In writing for Voices for Creative Nonviolence, founder Kathy Kelly cites grim statistics of how the war in Yemen has affected its people, most alarmingly its children.
“An entire generation of Yemeni children has suffered the traumas of war, many of them orphaned, maimed, malnourished, or displaced,” Kelly writes. “The United Nations reports a death toll of 100,000 people in that nation’s ongoing war, with an additional 131,000 people dying from hunger, disease, and a lack of medical care. A report from Save the Children, issued in November 2018, estimated at least 85,000 children had died from extreme hunger since the war began in 2015.
“Since then, 3.65 million people have been internally displaced and the worst cholera outbreak ever recorded has infected 2.26 million and cost nearly 4,000 lives. Attacks on hospitals and clinics have led to the closure of more than half of Yemen’s prewar facilities.
“Yemen remains the world’s worst humanitarian disaster,” the United Nations Office for the Coordination of Humanitarian Affairs wrote on April 23. “Nearly 80 percent of the population requires some form of humanitarian assistance and protection. Ten million people are a step away from famine, and seven million people are malnourished.”

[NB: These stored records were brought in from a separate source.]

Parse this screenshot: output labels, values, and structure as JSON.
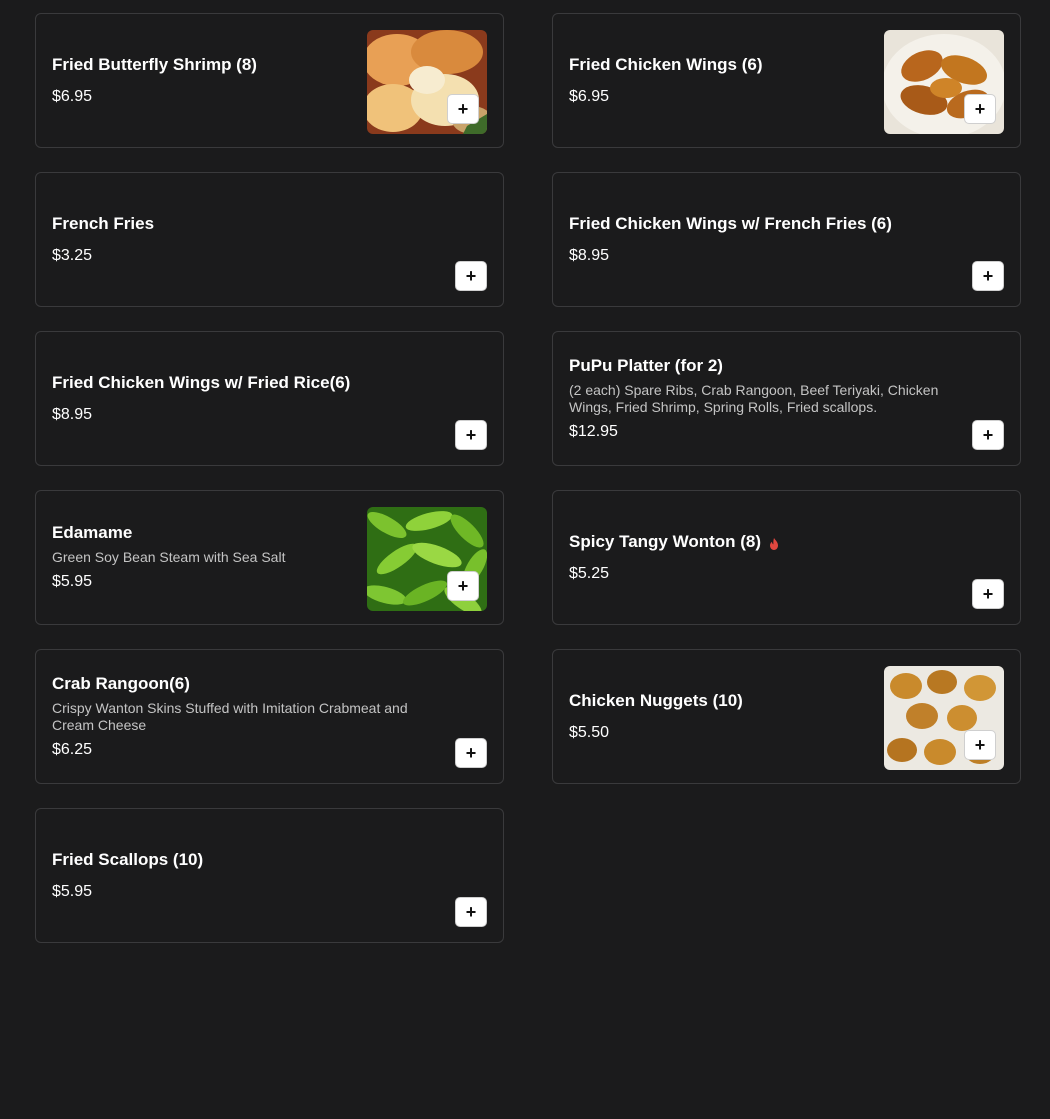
{
  "menu": {
    "items": [
      {
        "name": "Fried Butterfly Shrimp (8)",
        "price": "$6.95",
        "image": "fried-shrimp-photo"
      },
      {
        "name": "Fried Chicken Wings (6)",
        "price": "$6.95",
        "image": "chicken-wings-photo"
      },
      {
        "name": "French Fries",
        "price": "$3.25"
      },
      {
        "name": "Fried Chicken Wings w/ French Fries (6)",
        "price": "$8.95"
      },
      {
        "name": "Fried Chicken Wings w/ Fried Rice(6)",
        "price": "$8.95"
      },
      {
        "name": "PuPu Platter (for 2)",
        "description": "(2 each) Spare Ribs, Crab Rangoon, Beef Teriyaki, Chicken Wings, Fried Shrimp, Spring Rolls, Fried scallops.",
        "price": "$12.95"
      },
      {
        "name": "Edamame",
        "description": "Green Soy Bean Steam with Sea Salt",
        "price": "$5.95",
        "image": "edamame-photo"
      },
      {
        "name": "Spicy Tangy Wonton (8)",
        "price": "$5.25",
        "spicy": true
      },
      {
        "name": "Crab Rangoon(6)",
        "description": "Crispy Wanton Skins Stuffed with Imitation Crabmeat and Cream Cheese",
        "price": "$6.25"
      },
      {
        "name": "Chicken Nuggets (10)",
        "price": "$5.50",
        "image": "chicken-nuggets-photo"
      },
      {
        "name": "Fried Scallops (10)",
        "price": "$5.95"
      }
    ]
  },
  "icons": {
    "add": "plus-icon",
    "spicy": "flame-icon"
  },
  "colors": {
    "background": "#1b1b1c",
    "card_border": "#3a3a3c",
    "text": "#ffffff",
    "muted_text": "#c4c4c4",
    "spicy": "#e0473f"
  }
}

Ultimately, she says, the policies of the United States are deeply implicated in Yemen’s suffering, through the sale of billions of dollars in munitions to Saudi Arabia and other countries that have intervened in the civil war.
Read Kelly’s entire article, here.